Information supplied =
++++++++++++++++++++

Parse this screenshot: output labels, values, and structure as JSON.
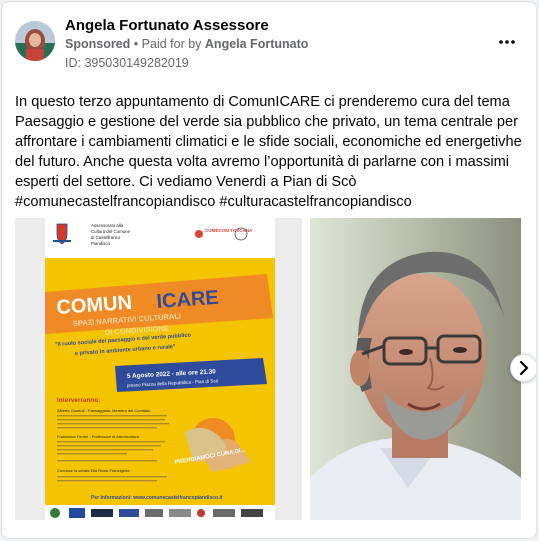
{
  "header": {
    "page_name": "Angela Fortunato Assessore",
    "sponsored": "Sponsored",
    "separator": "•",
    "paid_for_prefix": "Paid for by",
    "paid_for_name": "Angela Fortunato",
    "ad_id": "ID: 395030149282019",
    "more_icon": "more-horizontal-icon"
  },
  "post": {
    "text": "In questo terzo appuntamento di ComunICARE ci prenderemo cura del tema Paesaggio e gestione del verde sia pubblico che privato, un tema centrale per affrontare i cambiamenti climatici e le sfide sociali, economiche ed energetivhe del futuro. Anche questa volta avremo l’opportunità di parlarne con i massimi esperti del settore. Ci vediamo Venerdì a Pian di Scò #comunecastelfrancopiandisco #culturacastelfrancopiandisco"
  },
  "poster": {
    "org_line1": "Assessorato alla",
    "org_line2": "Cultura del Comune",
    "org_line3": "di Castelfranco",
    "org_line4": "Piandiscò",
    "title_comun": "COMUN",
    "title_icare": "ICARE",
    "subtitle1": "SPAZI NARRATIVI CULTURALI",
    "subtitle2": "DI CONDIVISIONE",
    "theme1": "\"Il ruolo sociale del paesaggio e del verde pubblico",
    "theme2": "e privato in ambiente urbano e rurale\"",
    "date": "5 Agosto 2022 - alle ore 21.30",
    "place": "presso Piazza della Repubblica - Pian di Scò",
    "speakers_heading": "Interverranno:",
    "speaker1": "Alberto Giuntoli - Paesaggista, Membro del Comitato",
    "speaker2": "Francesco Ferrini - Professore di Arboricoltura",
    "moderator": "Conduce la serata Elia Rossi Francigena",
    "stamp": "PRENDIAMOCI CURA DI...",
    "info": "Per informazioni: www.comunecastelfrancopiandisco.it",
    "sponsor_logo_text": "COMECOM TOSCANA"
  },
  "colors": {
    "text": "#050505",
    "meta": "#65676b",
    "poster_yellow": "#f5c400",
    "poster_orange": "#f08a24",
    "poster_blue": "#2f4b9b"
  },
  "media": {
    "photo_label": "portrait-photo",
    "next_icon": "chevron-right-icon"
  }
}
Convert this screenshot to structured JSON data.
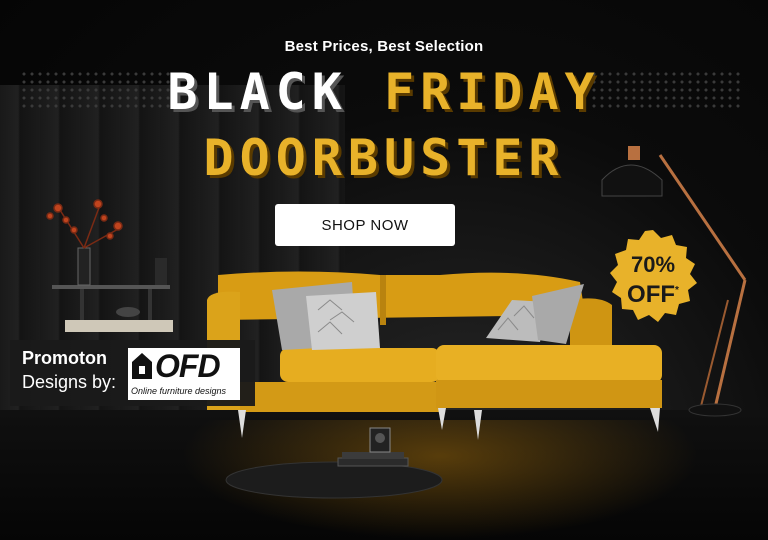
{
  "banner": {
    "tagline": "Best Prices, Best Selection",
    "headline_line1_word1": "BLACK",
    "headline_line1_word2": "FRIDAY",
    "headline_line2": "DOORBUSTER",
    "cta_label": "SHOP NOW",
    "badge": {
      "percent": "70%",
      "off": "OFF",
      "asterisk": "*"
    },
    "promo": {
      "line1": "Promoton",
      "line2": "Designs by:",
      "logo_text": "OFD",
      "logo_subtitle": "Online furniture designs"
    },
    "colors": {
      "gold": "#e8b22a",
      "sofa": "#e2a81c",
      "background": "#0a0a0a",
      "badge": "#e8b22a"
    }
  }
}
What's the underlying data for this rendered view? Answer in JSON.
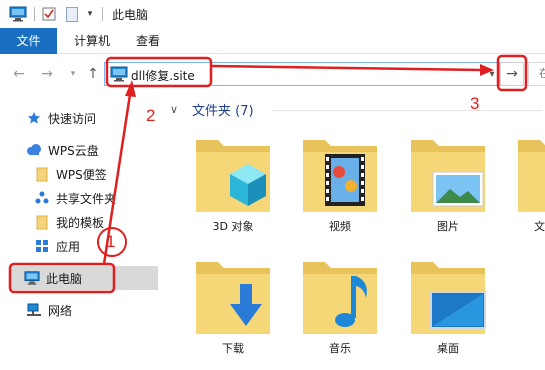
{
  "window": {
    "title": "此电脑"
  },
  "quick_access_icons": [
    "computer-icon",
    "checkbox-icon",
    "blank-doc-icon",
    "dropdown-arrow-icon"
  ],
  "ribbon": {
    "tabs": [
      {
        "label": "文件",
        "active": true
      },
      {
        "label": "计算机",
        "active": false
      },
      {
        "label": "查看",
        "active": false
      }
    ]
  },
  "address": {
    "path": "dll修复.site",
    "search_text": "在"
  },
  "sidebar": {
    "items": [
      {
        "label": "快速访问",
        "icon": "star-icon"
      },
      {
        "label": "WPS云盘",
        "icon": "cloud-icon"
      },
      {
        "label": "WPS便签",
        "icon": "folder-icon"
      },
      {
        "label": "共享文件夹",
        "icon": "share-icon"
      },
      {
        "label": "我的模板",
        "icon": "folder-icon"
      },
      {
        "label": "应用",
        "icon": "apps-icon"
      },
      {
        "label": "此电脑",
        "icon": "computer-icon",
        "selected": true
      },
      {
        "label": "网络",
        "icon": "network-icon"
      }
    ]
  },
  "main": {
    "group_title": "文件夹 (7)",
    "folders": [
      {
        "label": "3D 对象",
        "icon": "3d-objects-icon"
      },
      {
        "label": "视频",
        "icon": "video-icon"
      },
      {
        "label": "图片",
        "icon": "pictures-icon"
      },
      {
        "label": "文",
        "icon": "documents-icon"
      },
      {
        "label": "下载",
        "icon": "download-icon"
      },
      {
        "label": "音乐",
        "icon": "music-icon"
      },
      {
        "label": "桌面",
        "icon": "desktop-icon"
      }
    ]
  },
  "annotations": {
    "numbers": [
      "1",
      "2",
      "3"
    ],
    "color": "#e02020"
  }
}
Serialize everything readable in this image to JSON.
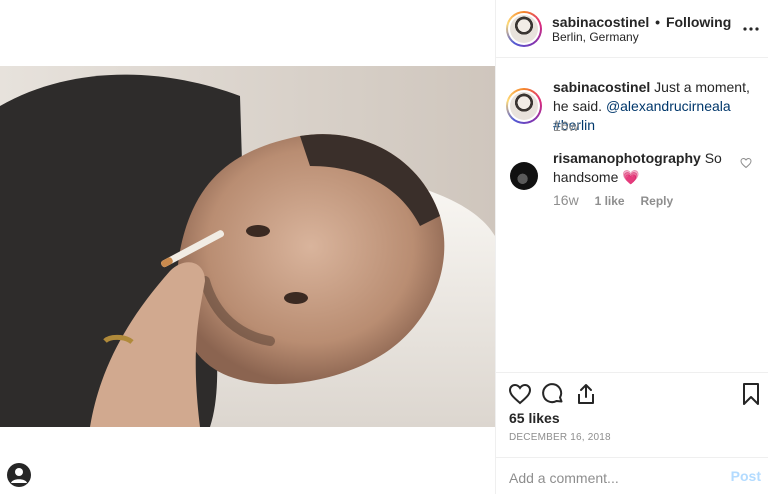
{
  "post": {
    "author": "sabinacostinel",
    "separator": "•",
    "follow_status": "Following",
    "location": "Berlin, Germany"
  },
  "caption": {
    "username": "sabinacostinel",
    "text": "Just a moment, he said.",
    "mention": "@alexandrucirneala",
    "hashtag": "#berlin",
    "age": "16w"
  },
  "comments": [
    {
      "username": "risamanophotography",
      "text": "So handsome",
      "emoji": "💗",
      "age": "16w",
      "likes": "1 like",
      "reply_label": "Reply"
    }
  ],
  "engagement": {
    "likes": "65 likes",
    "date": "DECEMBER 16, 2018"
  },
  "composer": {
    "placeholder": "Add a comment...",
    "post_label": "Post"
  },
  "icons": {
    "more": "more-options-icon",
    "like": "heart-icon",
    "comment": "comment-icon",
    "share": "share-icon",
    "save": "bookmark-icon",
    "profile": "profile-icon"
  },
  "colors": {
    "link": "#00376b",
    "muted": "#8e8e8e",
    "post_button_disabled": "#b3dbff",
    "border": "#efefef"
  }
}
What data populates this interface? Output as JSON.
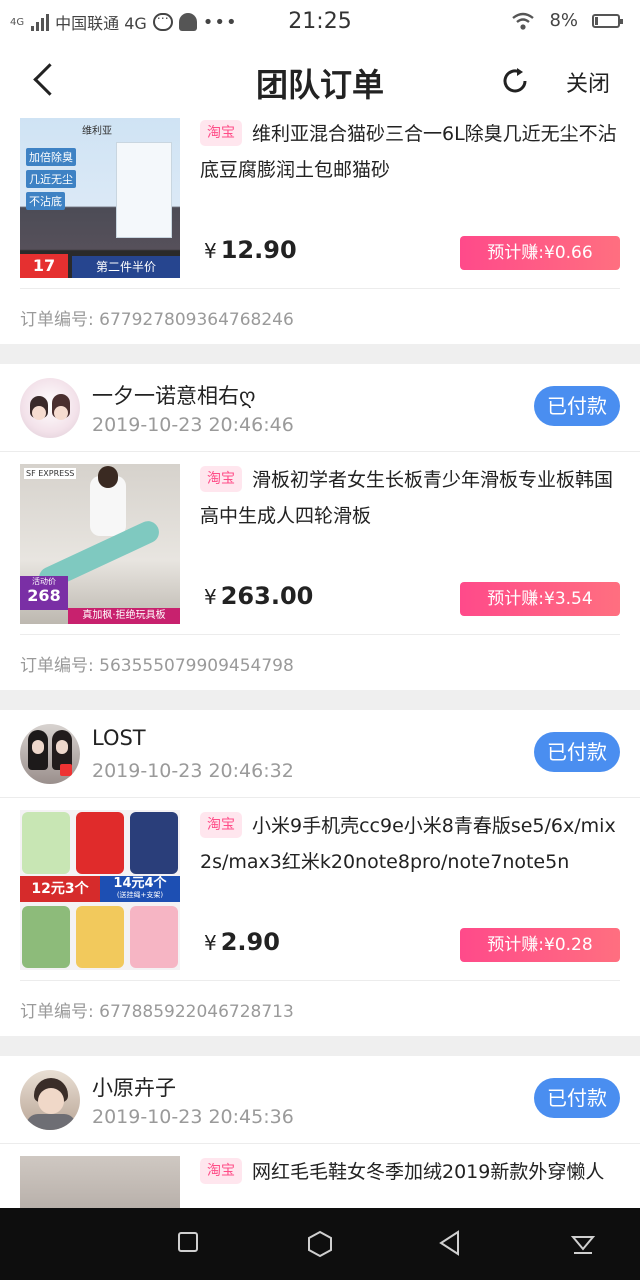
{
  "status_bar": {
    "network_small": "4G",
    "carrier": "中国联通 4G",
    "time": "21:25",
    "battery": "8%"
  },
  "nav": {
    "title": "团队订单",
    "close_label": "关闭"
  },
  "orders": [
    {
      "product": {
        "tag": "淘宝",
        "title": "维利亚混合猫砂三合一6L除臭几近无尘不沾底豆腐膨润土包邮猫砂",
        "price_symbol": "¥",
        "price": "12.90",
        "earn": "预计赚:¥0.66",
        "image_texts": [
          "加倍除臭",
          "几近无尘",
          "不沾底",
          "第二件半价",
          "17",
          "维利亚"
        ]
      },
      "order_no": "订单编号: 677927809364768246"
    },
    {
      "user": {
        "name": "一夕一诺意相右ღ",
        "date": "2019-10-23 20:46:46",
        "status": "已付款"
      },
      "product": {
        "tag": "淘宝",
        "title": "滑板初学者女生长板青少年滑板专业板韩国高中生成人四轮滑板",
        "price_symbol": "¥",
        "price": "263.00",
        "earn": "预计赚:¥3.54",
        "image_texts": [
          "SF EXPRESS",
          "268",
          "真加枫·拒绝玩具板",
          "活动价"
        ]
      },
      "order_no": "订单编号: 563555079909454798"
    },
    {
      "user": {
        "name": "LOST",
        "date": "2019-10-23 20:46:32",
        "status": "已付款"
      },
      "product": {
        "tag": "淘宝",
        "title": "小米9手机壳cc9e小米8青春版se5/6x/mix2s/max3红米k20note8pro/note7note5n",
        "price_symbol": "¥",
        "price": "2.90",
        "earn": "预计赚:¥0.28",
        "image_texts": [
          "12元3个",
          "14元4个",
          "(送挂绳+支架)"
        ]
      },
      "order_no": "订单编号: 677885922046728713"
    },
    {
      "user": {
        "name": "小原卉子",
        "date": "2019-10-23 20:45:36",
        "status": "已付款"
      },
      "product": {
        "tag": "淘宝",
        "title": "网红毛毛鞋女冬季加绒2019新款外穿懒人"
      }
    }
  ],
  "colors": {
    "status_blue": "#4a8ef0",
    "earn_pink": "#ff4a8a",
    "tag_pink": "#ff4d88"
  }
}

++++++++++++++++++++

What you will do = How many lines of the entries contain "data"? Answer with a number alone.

Written solution = 3